In The Shadow Of The Moon

James Wan 22 November 2007

My father was born shortly after the Wright brothers and he could barely believe that I went to the moon, but my son Tom was five and he didn’t think it was any big deal.” David Sington’s award-winning documentary, opening with this amusing declaration by Apollo 16’s Charlie Duke, brings the audience back from our Tom-like complacency to those initial feelings of awe experienced when man first stepped on the moon. The film conveys to the viewer, not only what it felt like to be there at the time, witnessing the landing from our TV sets, but what it felt like to be the one stepping down onto that white jewel in the sky.

Where previous documentaries on the Apollo missions may have looked at the historical context or engineering feats involved, In The Shadow Of The Moon explores the minds of those who actually experienced space travel. In a bid to record the stories and feelings of those astronauts involved in the nine visits to the moon, the film does away with narration and relies solely on the anecdotal lyricism of the American astronauts themselves. Now almost all in their 70’s and all witty, wise and surprisingly self-deprecating, they talk about their individual experiences in revealing detail and with great enthusiasm, giving the audience a warm feeling as if they had been hearing tales from a cheery great-uncle.

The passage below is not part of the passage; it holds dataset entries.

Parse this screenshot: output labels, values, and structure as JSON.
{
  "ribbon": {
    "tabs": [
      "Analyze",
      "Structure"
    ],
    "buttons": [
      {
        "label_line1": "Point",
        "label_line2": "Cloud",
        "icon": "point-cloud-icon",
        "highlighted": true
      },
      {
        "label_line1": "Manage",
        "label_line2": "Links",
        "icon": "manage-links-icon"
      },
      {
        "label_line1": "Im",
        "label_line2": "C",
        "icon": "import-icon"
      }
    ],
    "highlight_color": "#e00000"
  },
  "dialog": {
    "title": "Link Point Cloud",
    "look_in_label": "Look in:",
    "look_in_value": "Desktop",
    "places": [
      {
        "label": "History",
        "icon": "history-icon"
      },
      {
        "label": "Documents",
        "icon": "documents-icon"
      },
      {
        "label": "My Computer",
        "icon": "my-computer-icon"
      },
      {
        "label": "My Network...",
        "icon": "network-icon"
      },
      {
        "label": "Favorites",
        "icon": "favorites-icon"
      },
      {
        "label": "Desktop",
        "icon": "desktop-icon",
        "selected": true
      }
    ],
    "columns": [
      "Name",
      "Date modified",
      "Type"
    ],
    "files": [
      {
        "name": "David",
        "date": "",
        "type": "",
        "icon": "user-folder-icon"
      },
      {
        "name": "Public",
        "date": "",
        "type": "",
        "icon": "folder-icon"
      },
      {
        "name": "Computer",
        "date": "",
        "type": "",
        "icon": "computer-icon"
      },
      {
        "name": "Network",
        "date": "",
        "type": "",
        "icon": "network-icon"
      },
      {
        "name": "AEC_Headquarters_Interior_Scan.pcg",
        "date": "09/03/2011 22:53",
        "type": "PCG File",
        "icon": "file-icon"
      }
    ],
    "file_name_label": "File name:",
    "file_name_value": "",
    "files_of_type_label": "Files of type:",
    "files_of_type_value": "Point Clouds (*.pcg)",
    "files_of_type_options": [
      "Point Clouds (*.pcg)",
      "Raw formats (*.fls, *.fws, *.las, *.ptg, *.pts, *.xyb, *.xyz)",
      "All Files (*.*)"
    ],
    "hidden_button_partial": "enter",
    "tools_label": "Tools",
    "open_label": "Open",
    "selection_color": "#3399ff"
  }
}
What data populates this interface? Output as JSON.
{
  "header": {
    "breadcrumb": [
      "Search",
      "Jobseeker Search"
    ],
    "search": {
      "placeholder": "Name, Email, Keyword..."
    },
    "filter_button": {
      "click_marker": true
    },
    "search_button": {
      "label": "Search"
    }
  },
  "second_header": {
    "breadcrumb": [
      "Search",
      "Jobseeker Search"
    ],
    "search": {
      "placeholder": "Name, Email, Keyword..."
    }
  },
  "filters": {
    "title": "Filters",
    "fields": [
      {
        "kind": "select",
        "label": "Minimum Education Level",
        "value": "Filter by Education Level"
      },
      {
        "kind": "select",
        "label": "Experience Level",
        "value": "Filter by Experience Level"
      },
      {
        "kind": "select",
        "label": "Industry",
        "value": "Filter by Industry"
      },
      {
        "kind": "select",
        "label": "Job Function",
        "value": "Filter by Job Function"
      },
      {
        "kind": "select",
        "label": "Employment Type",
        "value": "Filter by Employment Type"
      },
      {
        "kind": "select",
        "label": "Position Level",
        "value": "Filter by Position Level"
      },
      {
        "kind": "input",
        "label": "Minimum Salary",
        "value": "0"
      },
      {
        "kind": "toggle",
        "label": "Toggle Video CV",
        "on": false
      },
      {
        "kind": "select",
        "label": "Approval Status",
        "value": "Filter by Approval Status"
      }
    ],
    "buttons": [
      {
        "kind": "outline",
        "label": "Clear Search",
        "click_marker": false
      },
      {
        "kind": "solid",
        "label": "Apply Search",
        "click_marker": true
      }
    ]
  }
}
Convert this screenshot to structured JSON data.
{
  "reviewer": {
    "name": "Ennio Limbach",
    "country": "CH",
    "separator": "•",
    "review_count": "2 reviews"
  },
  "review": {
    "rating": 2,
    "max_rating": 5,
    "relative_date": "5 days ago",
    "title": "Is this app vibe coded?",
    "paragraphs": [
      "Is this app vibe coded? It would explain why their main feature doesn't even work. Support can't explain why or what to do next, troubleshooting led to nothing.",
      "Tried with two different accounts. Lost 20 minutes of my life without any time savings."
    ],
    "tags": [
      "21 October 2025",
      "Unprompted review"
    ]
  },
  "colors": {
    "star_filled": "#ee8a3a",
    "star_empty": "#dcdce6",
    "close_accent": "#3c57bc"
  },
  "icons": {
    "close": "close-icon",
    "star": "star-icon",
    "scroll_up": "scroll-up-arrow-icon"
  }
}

As if to capture these unique accounts before it is too late, the film is almost as much a celebration of these lucky septuagenarians as of the moon missions themselves, and the documentary uses their footage intelligently (although some close-up shots when the former space-travellers are not talking do look more like an Age-Concern ad) to reveal personal aspects of the missions never before expressed.

We learn about their constant worry that just one element in the ‘daisy-chain’ might fail; we are told about the underlying guilt they felt at finding fame when their pilot compatriots were on operations in Vietnam; we even hear Buzz Aldrin’s confession of which essential bodily function he carried out as he mysteriously paused on the ladder from the spacecraft to the moon.

Along with the astronauts’ vivid narratives, David Singlton was also able to make full use of remarkable NASA footage taken by the astronauts themselves on their missions and regarded as so precious that the original film reel has had to be stored under liquid nitrogen. Interjecting the commentary are stunning, digitally-remastered shots, never seen since they were archived, that trigger wonder over and over again.

The richness of the materials at the disposal of the filmmaker renders the unrelenting use of sentimentally rousing music quite unnecessary, but thankfully, apart from this, Singlton simply allows everything to speak for itself, presenting an objective and refreshingly vision-free film from which each of us can take what we want.

‘In the Shadow of the Moon’ takes us back into the American psyche in the turbulent 1960’s and right into the minds of the astronauts themselves. Although some missions and critical incidents are skimmed over and although Neil Armstrong characteristically refused to be interviewed and appears only in his former co-workers’ portrayal as a reclusive legend, this is a fantastic documentary and a timely tribute to those who finally achieved the long-shared dream of walking on the moon.

James Wan